▶ Entries shown:
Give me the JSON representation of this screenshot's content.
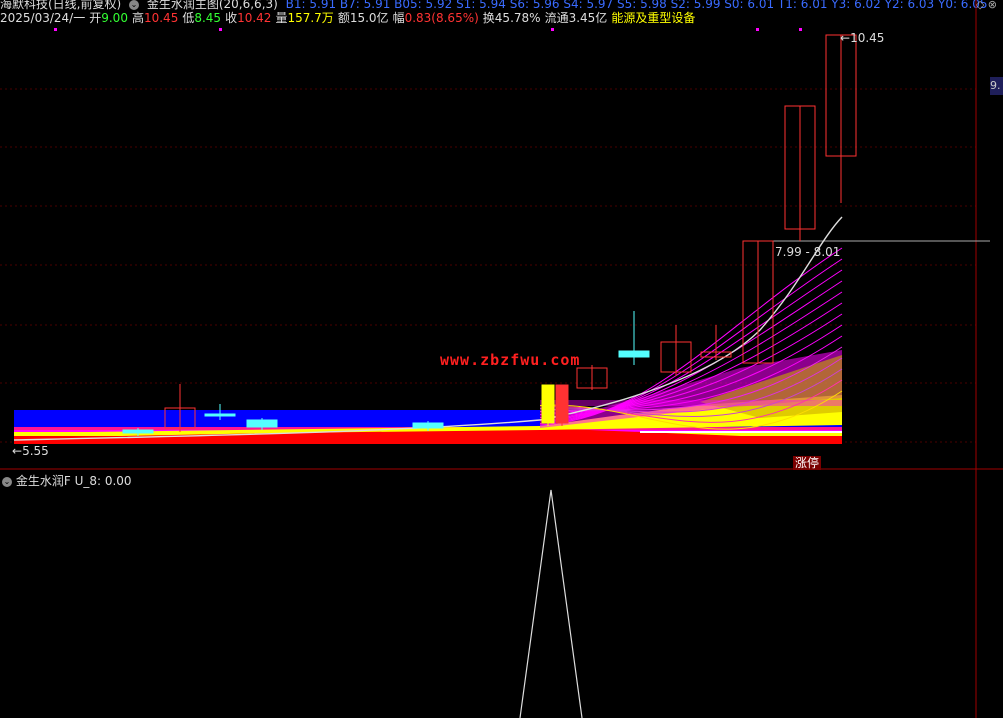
{
  "header": {
    "title": "海默科技(日线,前复权)",
    "indicator_main": "金生水润主图(20,6,6,3)",
    "levels": "B1: 5.91  B7: 5.91  B05: 5.92  S1: 5.94  S6: 5.96  S4: 5.97  S5: 5.98  S2: 5.99  S0: 6.01  T1: 6.01  Y3: 6.02  Y2: 6.03  Y0: 6.05",
    "date": "2025/03/24/一",
    "open_label": "开",
    "open": "9.00",
    "high_label": "高",
    "high": "10.45",
    "low_label": "低",
    "low": "8.45",
    "close_label": "收",
    "close": "10.42",
    "vol_label": "量",
    "vol": "157.7万",
    "amount_label": "额",
    "amount": "15.0亿",
    "chg_label": "幅",
    "chg": "0.83(8.65%)",
    "turnover_label": "换",
    "turnover": "45.78%",
    "float_label": "流通",
    "float": "3.45亿",
    "sector": "能源及重型设备"
  },
  "top_buttons": "◇ ⊗",
  "price_labels": {
    "max": "10.45",
    "min": "5.55",
    "range": "7.99 - 8.01",
    "right_axis": "9."
  },
  "watermark": "www.zbzfwu.com",
  "limit_up": "涨停",
  "sub_indicator": {
    "name": "金生水润F",
    "value_text": "U_8: 0.00"
  },
  "colors": {
    "bg": "#000000",
    "up": "#ff3232",
    "down": "#54ffff",
    "ribbon_blue": "#0000ff",
    "grid": "#5a0000"
  }
}
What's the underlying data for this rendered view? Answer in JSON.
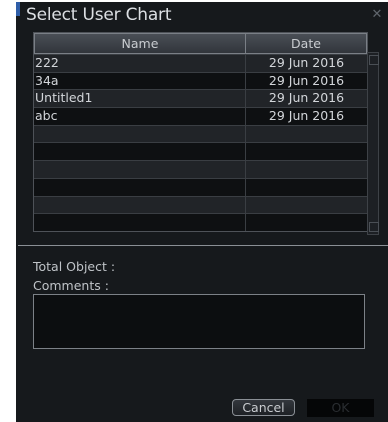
{
  "dialog": {
    "title": "Select User Chart",
    "close_icon": "close-icon"
  },
  "table": {
    "columns": [
      "Name",
      "Date"
    ],
    "rows": [
      {
        "name": "222",
        "date": "29 Jun 2016"
      },
      {
        "name": "34a",
        "date": "29 Jun 2016"
      },
      {
        "name": "Untitled1",
        "date": "29 Jun 2016"
      },
      {
        "name": "abc",
        "date": "29 Jun 2016"
      },
      {
        "name": "",
        "date": ""
      },
      {
        "name": "",
        "date": ""
      },
      {
        "name": "",
        "date": ""
      },
      {
        "name": "",
        "date": ""
      },
      {
        "name": "",
        "date": ""
      },
      {
        "name": "",
        "date": ""
      }
    ]
  },
  "details": {
    "total_object_label": "Total Object :",
    "comments_label": "Comments :",
    "comments_value": ""
  },
  "buttons": {
    "cancel": "Cancel",
    "ok": "OK"
  },
  "colors": {
    "background": "#16191c",
    "accent": "#2f5ea8",
    "text": "#d3d6da"
  }
}
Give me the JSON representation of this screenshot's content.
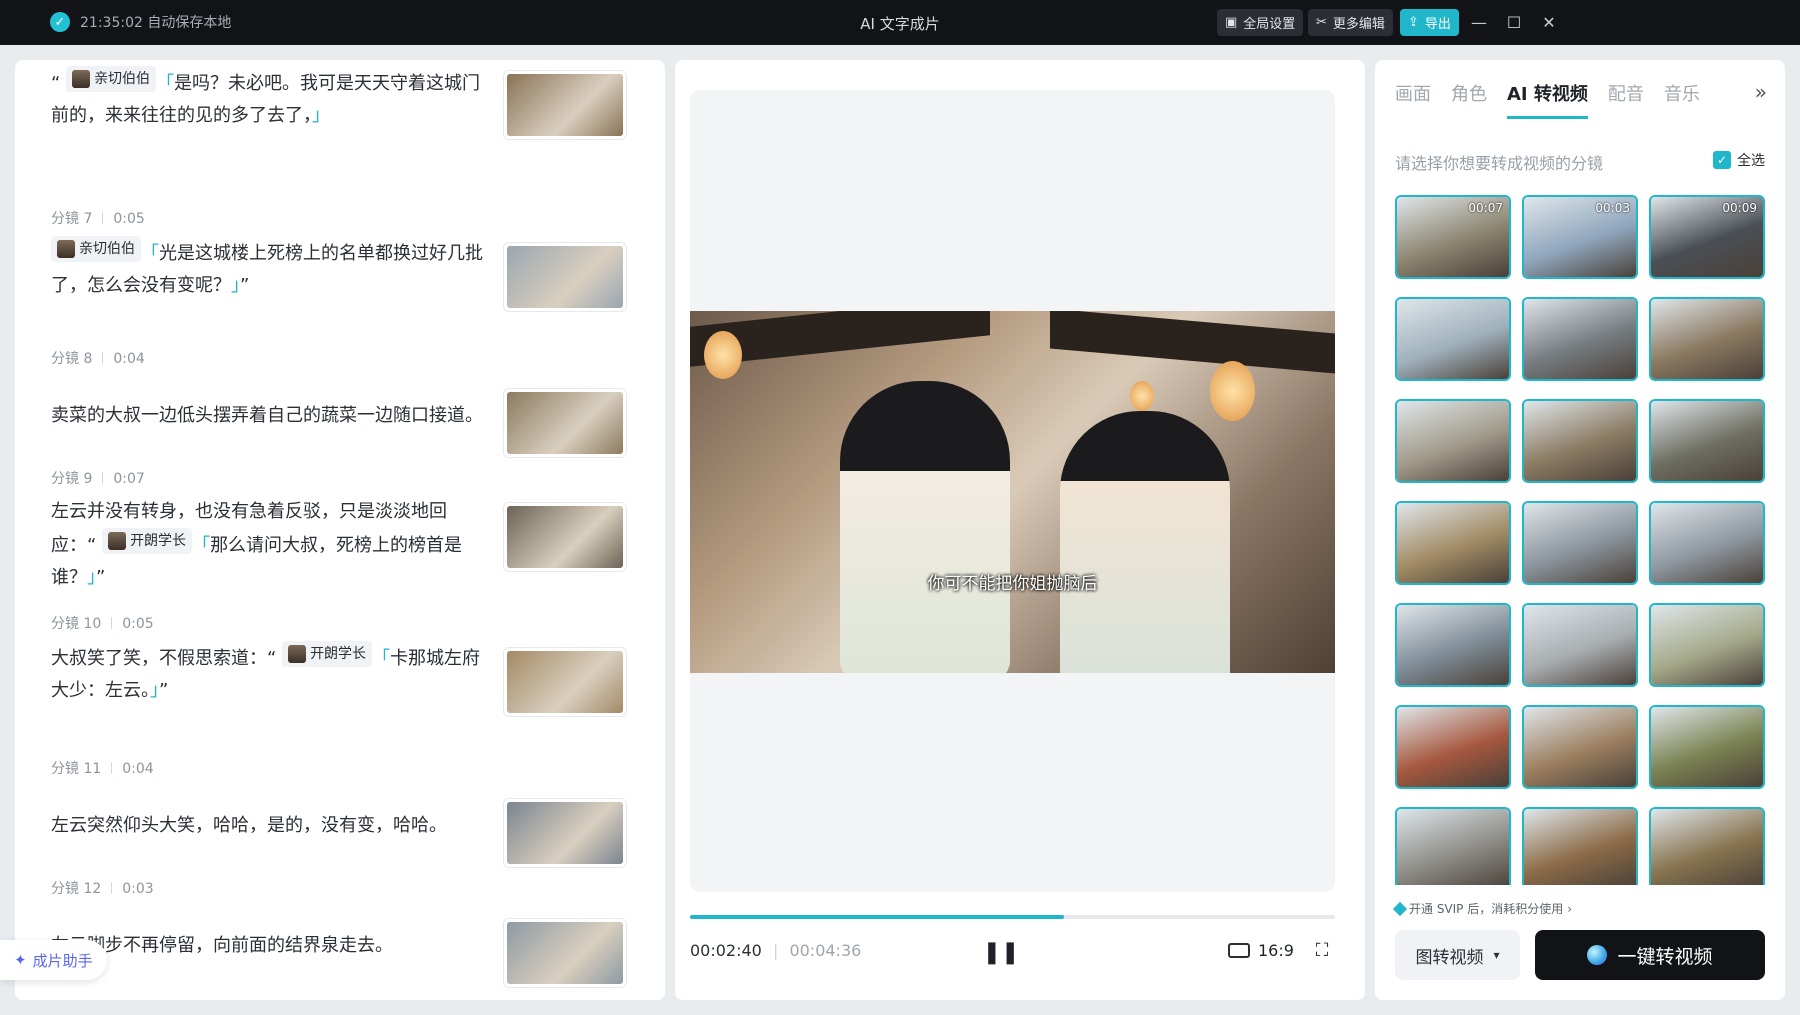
{
  "titlebar": {
    "save_status": "21:35:02 自动保存本地",
    "title": "AI 文字成片",
    "global_settings": "全局设置",
    "more_edit": "更多编辑",
    "export": "导出"
  },
  "segments": [
    {
      "label": "",
      "duration": "",
      "open": "“",
      "character": "亲切伯伯",
      "line": "是吗？未必吧。我可是天天守着这城门前的，来来往往的见的多了去了，",
      "close": "",
      "thumb": "#8a7356"
    },
    {
      "label": "分镜 7",
      "duration": "0:05",
      "open": "",
      "character": "亲切伯伯",
      "line": "光是这城楼上死榜上的名单都换过好几批了，怎么会没有变呢？",
      "close": "”",
      "thumb": "#9aa6b0"
    },
    {
      "label": "分镜 8",
      "duration": "0:04",
      "text": "卖菜的大叔一边低头摆弄着自己的蔬菜一边随口接道。",
      "thumb": "#8b7a5e"
    },
    {
      "label": "分镜 9",
      "duration": "0:07",
      "pre": "左云并没有转身，也没有急着反驳，只是淡淡地回应：",
      "open": "“",
      "character": "开朗学长",
      "line": "那么请问大叔，死榜上的榜首是谁？",
      "close": "”",
      "thumb": "#6b6354"
    },
    {
      "label": "分镜 10",
      "duration": "0:05",
      "pre": "大叔笑了笑，不假思索道：",
      "open": "“",
      "character": "开朗学长",
      "line": "卡那城左府大少：左云。",
      "close": "”",
      "thumb": "#a48a66"
    },
    {
      "label": "分镜 11",
      "duration": "0:04",
      "text": "左云突然仰头大笑，哈哈，是的，没有变，哈哈。",
      "thumb": "#7b8490"
    },
    {
      "label": "分镜 12",
      "duration": "0:03",
      "text": "左云脚步不再停留，向前面的结界泉走去。",
      "thumb": "#8e9aa3"
    }
  ],
  "assistant": "成片助手",
  "player": {
    "subtitle": "你可不能把你姐抛脑后",
    "current_time": "00:02:40",
    "total_time": "00:04:36",
    "progress": 0.58,
    "ratio": "16:9"
  },
  "panel": {
    "tabs": [
      "画面",
      "角色",
      "AI 转视频",
      "配音",
      "音乐"
    ],
    "active_tab": 2,
    "hint": "请选择你想要转成视频的分镜",
    "select_all": "全选",
    "shots": [
      {
        "dur": "00:07",
        "color": "#8c8570"
      },
      {
        "dur": "00:03",
        "color": "#8fa6bd"
      },
      {
        "dur": "00:09",
        "color": "#4a4f55"
      },
      {
        "dur": "",
        "color": "#9fb0bb"
      },
      {
        "dur": "",
        "color": "#767c80"
      },
      {
        "dur": "",
        "color": "#8a7860"
      },
      {
        "dur": "",
        "color": "#a19a8a"
      },
      {
        "dur": "",
        "color": "#8b7b63"
      },
      {
        "dur": "",
        "color": "#6e6e62"
      },
      {
        "dur": "",
        "color": "#a28b65"
      },
      {
        "dur": "",
        "color": "#8b949c"
      },
      {
        "dur": "",
        "color": "#8f98a0"
      },
      {
        "dur": "",
        "color": "#7f8c96"
      },
      {
        "dur": "",
        "color": "#a8adb0"
      },
      {
        "dur": "",
        "color": "#a5a98a"
      },
      {
        "dur": "",
        "color": "#a6583f"
      },
      {
        "dur": "",
        "color": "#9c7f60"
      },
      {
        "dur": "",
        "color": "#7a8252"
      },
      {
        "dur": "",
        "color": "#8e8d88"
      },
      {
        "dur": "",
        "color": "#8c6b48"
      },
      {
        "dur": "",
        "color": "#87734f"
      }
    ],
    "footer_note": "开通 SVIP 后，消耗积分使用",
    "mode": "图转视频",
    "convert": "一键转视频"
  }
}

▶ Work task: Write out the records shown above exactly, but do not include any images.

▶ Answer box:
Give me the JSON representation of this screenshot's content.
{
  "header": {
    "title": "海默科技(日线,前复权)",
    "indicator_main": "金生水润主图(20,6,6,3)",
    "levels": "B1: 5.91  B7: 5.91  B05: 5.92  S1: 5.94  S6: 5.96  S4: 5.97  S5: 5.98  S2: 5.99  S0: 6.01  T1: 6.01  Y3: 6.02  Y2: 6.03  Y0: 6.05",
    "date": "2025/03/24/一",
    "open_label": "开",
    "open": "9.00",
    "high_label": "高",
    "high": "10.45",
    "low_label": "低",
    "low": "8.45",
    "close_label": "收",
    "close": "10.42",
    "vol_label": "量",
    "vol": "157.7万",
    "amount_label": "额",
    "amount": "15.0亿",
    "chg_label": "幅",
    "chg": "0.83(8.65%)",
    "turnover_label": "换",
    "turnover": "45.78%",
    "float_label": "流通",
    "float": "3.45亿",
    "sector": "能源及重型设备"
  },
  "top_buttons": "◇ ⊗",
  "price_labels": {
    "max": "10.45",
    "min": "5.55",
    "range": "7.99 - 8.01",
    "right_axis": "9."
  },
  "watermark": "www.zbzfwu.com",
  "limit_up": "涨停",
  "sub_indicator": {
    "name": "金生水润F",
    "value_text": "U_8: 0.00"
  },
  "colors": {
    "bg": "#000000",
    "up": "#ff3232",
    "down": "#54ffff",
    "ribbon_blue": "#0000ff",
    "grid": "#5a0000"
  }
}
What's the underlying data for this rendered view? Answer in JSON.
{
  "dialog": {
    "title": "Select User Chart",
    "close_icon": "close-icon"
  },
  "table": {
    "columns": [
      "Name",
      "Date"
    ],
    "rows": [
      {
        "name": "222",
        "date": "29 Jun 2016"
      },
      {
        "name": "34a",
        "date": "29 Jun 2016"
      },
      {
        "name": "Untitled1",
        "date": "29 Jun 2016"
      },
      {
        "name": "abc",
        "date": "29 Jun 2016"
      },
      {
        "name": "",
        "date": ""
      },
      {
        "name": "",
        "date": ""
      },
      {
        "name": "",
        "date": ""
      },
      {
        "name": "",
        "date": ""
      },
      {
        "name": "",
        "date": ""
      },
      {
        "name": "",
        "date": ""
      }
    ]
  },
  "details": {
    "total_object_label": "Total Object :",
    "comments_label": "Comments :",
    "comments_value": ""
  },
  "buttons": {
    "cancel": "Cancel",
    "ok": "OK"
  },
  "colors": {
    "background": "#16191c",
    "accent": "#2f5ea8",
    "text": "#d3d6da"
  }
}
Give me the JSON representation of this screenshot's content.
{
  "titlebar": {
    "save_status": "21:35:02 自动保存本地",
    "title": "AI 文字成片",
    "global_settings": "全局设置",
    "more_edit": "更多编辑",
    "export": "导出"
  },
  "segments": [
    {
      "label": "",
      "duration": "",
      "open": "“",
      "character": "亲切伯伯",
      "line": "是吗？未必吧。我可是天天守着这城门前的，来来往往的见的多了去了，",
      "close": "",
      "thumb": "#8a7356"
    },
    {
      "label": "分镜 7",
      "duration": "0:05",
      "open": "",
      "character": "亲切伯伯",
      "line": "光是这城楼上死榜上的名单都换过好几批了，怎么会没有变呢？",
      "close": "”",
      "thumb": "#9aa6b0"
    },
    {
      "label": "分镜 8",
      "duration": "0:04",
      "text": "卖菜的大叔一边低头摆弄着自己的蔬菜一边随口接道。",
      "thumb": "#8b7a5e"
    },
    {
      "label": "分镜 9",
      "duration": "0:07",
      "pre": "左云并没有转身，也没有急着反驳，只是淡淡地回应：",
      "open": "“",
      "character": "开朗学长",
      "line": "那么请问大叔，死榜上的榜首是谁？",
      "close": "”",
      "thumb": "#6b6354"
    },
    {
      "label": "分镜 10",
      "duration": "0:05",
      "pre": "大叔笑了笑，不假思索道：",
      "open": "“",
      "character": "开朗学长",
      "line": "卡那城左府大少：左云。",
      "close": "”",
      "thumb": "#a48a66"
    },
    {
      "label": "分镜 11",
      "duration": "0:04",
      "text": "左云突然仰头大笑，哈哈，是的，没有变，哈哈。",
      "thumb": "#7b8490"
    },
    {
      "label": "分镜 12",
      "duration": "0:03",
      "text": "左云脚步不再停留，向前面的结界泉走去。",
      "thumb": "#8e9aa3"
    }
  ],
  "assistant": "成片助手",
  "player": {
    "subtitle": "你可不能把你姐抛脑后",
    "current_time": "00:02:40",
    "total_time": "00:04:36",
    "progress": 0.58,
    "ratio": "16:9"
  },
  "panel": {
    "tabs": [
      "画面",
      "角色",
      "AI 转视频",
      "配音",
      "音乐"
    ],
    "active_tab": 2,
    "hint": "请选择你想要转成视频的分镜",
    "select_all": "全选",
    "shots": [
      {
        "dur": "00:07",
        "color": "#8c8570"
      },
      {
        "dur": "00:03",
        "color": "#8fa6bd"
      },
      {
        "dur": "00:09",
        "color": "#4a4f55"
      },
      {
        "dur": "",
        "color": "#9fb0bb"
      },
      {
        "dur": "",
        "color": "#767c80"
      },
      {
        "dur": "",
        "color": "#8a7860"
      },
      {
        "dur": "",
        "color": "#a19a8a"
      },
      {
        "dur": "",
        "color": "#8b7b63"
      },
      {
        "dur": "",
        "color": "#6e6e62"
      },
      {
        "dur": "",
        "color": "#a28b65"
      },
      {
        "dur": "",
        "color": "#8b949c"
      },
      {
        "dur": "",
        "color": "#8f98a0"
      },
      {
        "dur": "",
        "color": "#7f8c96"
      },
      {
        "dur": "",
        "color": "#a8adb0"
      },
      {
        "dur": "",
        "color": "#a5a98a"
      },
      {
        "dur": "",
        "color": "#a6583f"
      },
      {
        "dur": "",
        "color": "#9c7f60"
      },
      {
        "dur": "",
        "color": "#7a8252"
      },
      {
        "dur": "",
        "color": "#8e8d88"
      },
      {
        "dur": "",
        "color": "#8c6b48"
      },
      {
        "dur": "",
        "color": "#87734f"
      }
    ],
    "footer_note": "开通 SVIP 后，消耗积分使用",
    "mode": "图转视频",
    "convert": "一键转视频"
  }
}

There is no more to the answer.